First, I’ve been reading more. We’ve become regular visitors to the base library. This is partially a continuation of a habit started earlier this year and partially an outlet to quench our thirst for information. If anyone is interested in military/aviation history, Skunk Works is a great read (not an affiliate link).
Next, the kids have been doing more of something kids should be doing anyway. They’ve been playing outside at one of the several parks in our neighborhood. Imagine that, you take away electronics and kids actually want to play outside. They’ve gotten to enjoy what will probably be the last bits of good weather (and daylight) that we’ll have for a while. This is something we’ll need to keep up, even when sometimes it’s easier to put on a movie or let them play video games.

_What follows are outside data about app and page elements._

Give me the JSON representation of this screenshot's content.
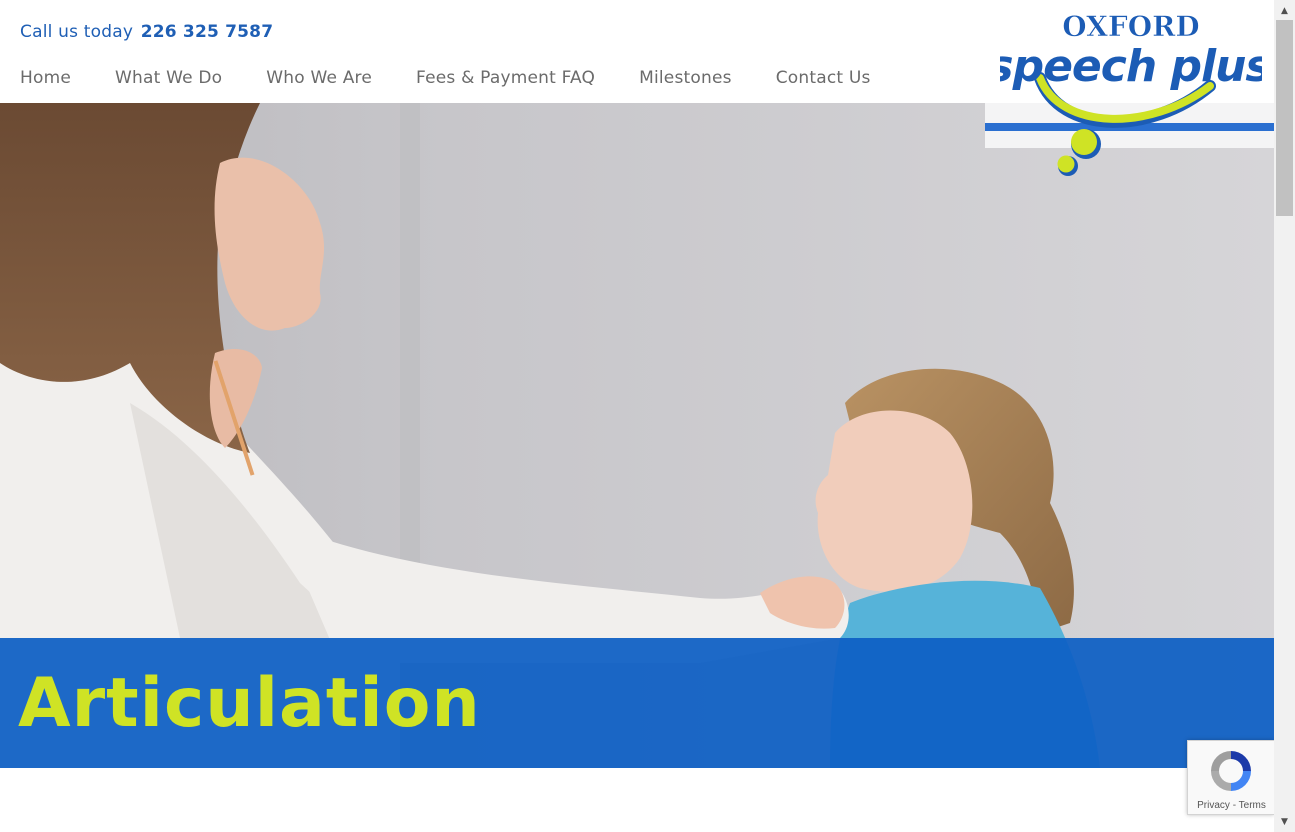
{
  "header": {
    "call_prefix": "Call us today",
    "phone": "226 325 7587"
  },
  "nav": {
    "items": [
      "Home",
      "What We Do",
      "Who We Are",
      "Fees & Payment FAQ",
      "Milestones",
      "Contact Us"
    ]
  },
  "logo": {
    "line1": "OXFORD",
    "line2": "speech plus"
  },
  "hero": {
    "title": "Articulation"
  },
  "recaptcha": {
    "privacy": "Privacy",
    "separator": " - ",
    "terms": "Terms"
  },
  "colors": {
    "brand_blue": "#0d5fc4",
    "brand_lime": "#cfe325",
    "nav_text": "#6b6b6b"
  },
  "icons": [
    "recaptcha-icon",
    "scroll-up-icon",
    "scroll-down-icon"
  ]
}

Last, and probably most important for our health, we’ve been going to bed a lot earlier. Without easy access to useless information, there have been fewer distractions keeping us from our much needed daily rest. I’ve already noticed our bed times creeping back up the last three nights since we’ve been reconnected. We may need a self-imposed ban on cell phones after a certain time, say 9:30 or 10:00 pm.

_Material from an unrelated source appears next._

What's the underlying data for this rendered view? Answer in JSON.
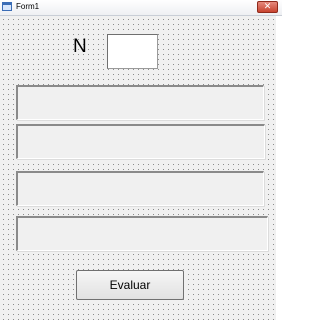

Although we did get a little restless towards the end, I guess being disconnected wasn’t all that bad. We really have been completely insulated from all the craziness that has been going on in the US, from the presidential election to floods, hurricanes, and protests. As far as we know, all is well in the world.
If we had to choose again to go without TV or internet, it would be TV hands down. The internet has become such an integral part of our lives that it is tough to quickly and efficiently accomplish anything without it.
To continue our metaphor, we got a taste of both the Dark Ages and the Age of Enlightenment over the last month and a half. This experience is sure to influence our thought processes as we continue shaping our new lifestyle. Moving forward, we could easily do without TV, but internet access has become almost a necessity.
The photo up top is of the sun beginning to set over the Pacific Ocean in Viña Del Mar, Chile. Although it appears to be in black and white, the image is completely unedited. To read more about our Chilean vacation, please check out our new Travel page which we’ll begin updating on a regular basis as we begin exploring the UK and other parts of Europe.